This article focuses on Sartre’s concept of the practicoinert
in his major work A Critique of Dialectical Reason, Vol. 1
(CDR). I first show the progression from Sartre’s previous conception
of in-itself to his concept of practico-inert. I identify five different
layers of the practico-inert: human-made objects, language,
ideas, social objects and class being. I show how these practico-inert
layers form the possibilities for our subjectivity and how this represents
a change from Sartre’s view of in-itself in Being and Nothingness.
I then explore the relationship of freedom to the practico-inert
and how Sartre argues that the practico-inert places limits on our
freedom. Lastly, I argue that despite the pessimistic picture Sartre
paints in CDR, the practico-inert has the potential to both limit and
enhance our freedom.
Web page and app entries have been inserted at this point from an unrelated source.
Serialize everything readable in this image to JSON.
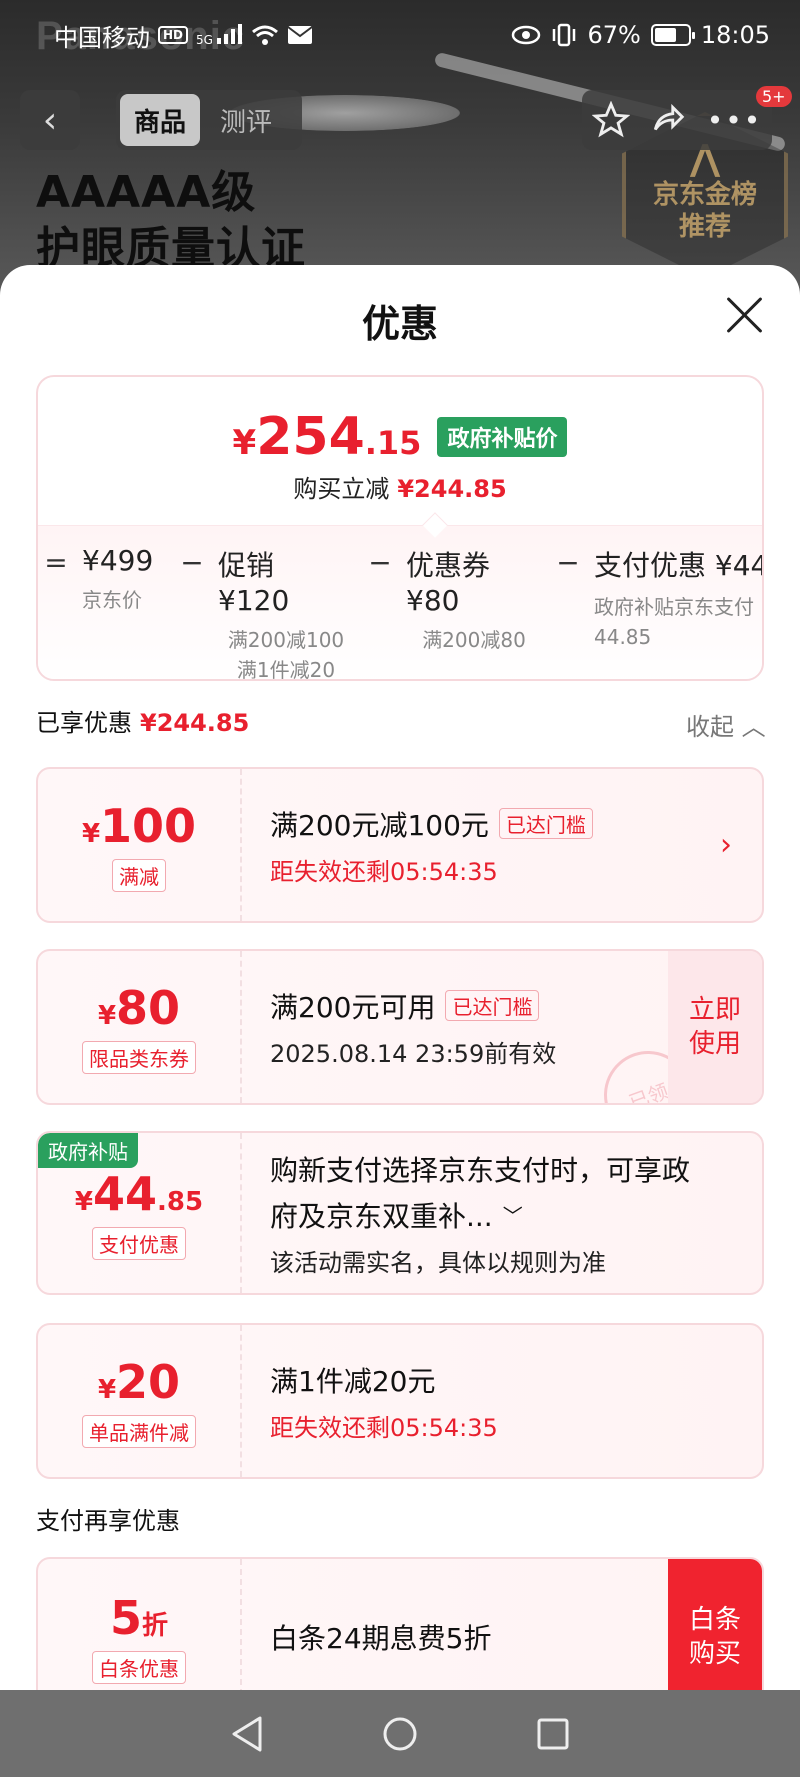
{
  "status_bar": {
    "carrier": "中国移动",
    "net_hd": "HD",
    "net_type": "5G",
    "battery_percent": "67%",
    "battery_level": 0.67,
    "time": "18:05"
  },
  "product_background": {
    "brand_watermark": "Panasonic",
    "hero_line1": "AAAAA级",
    "hero_line2": "护眼质量认证",
    "badge_line1": "京东金榜",
    "badge_line2": "推荐"
  },
  "nav": {
    "back_icon": "chevron-left-icon",
    "tabs": [
      {
        "label": "商品",
        "active": true
      },
      {
        "label": "测评",
        "active": false
      }
    ],
    "badge": "5+"
  },
  "sheet": {
    "title": "优惠",
    "summary": {
      "final_price_yen": "¥",
      "final_price_int": "254",
      "final_price_dec": ".15",
      "gov_tag": "政府补贴价",
      "save_label": "购买立减",
      "save_amount": "¥244.85",
      "calc": [
        {
          "op": "=",
          "value": "¥499",
          "sub": [
            "京东价"
          ]
        },
        {
          "op": "−",
          "value": "促销 ¥120",
          "sub": [
            "满200减100",
            "满1件减20"
          ]
        },
        {
          "op": "−",
          "value": "优惠券 ¥80",
          "sub": [
            "满200减80"
          ]
        },
        {
          "op": "−",
          "value": "支付优惠 ¥44",
          "sub": [
            "政府补贴京东支付",
            "44.85"
          ]
        }
      ]
    },
    "enjoyed_label": "已享优惠",
    "enjoyed_amount": "¥244.85",
    "collapse_label": "收起",
    "coupons": [
      {
        "yen": "¥",
        "amount": "100",
        "dec": "",
        "tag": "满减",
        "title": "满200元减100元",
        "reach": "已达门槛",
        "sub": "距失效还剩05:54:35"
      },
      {
        "yen": "¥",
        "amount": "80",
        "dec": "",
        "tag": "限品类东券",
        "title": "满200元可用",
        "reach": "已达门槛",
        "sub": "2025.08.14 23:59前有效",
        "action": "立即使用",
        "action_l1": "立即",
        "action_l2": "使用",
        "stamp": "已领"
      },
      {
        "yen": "¥",
        "amount": "44",
        "dec": ".85",
        "tag": "支付优惠",
        "corner": "政府补贴",
        "title_l1": "购新支付选择京东支付时，可享政",
        "title_l2": "府及京东双重补...",
        "sub": "该活动需实名，具体以规则为准"
      },
      {
        "yen": "¥",
        "amount": "20",
        "dec": "",
        "tag": "单品满件减",
        "title": "满1件减20元",
        "sub": "距失效还剩05:54:35"
      }
    ],
    "pay_more_label": "支付再享优惠",
    "pay_coupon": {
      "amount": "5",
      "unit": "折",
      "tag": "白条优惠",
      "title": "白条24期息费5折",
      "action_l1": "白条",
      "action_l2": "购买"
    }
  },
  "system_nav": [
    "back-triangle-icon",
    "home-circle-icon",
    "recents-square-icon"
  ]
}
I appeal to Sartre’s post-CDR essay ‘A Plea
for Intellectuals’ to argue that a Sartrean account of progress
requires the utilisation of the practico-inert.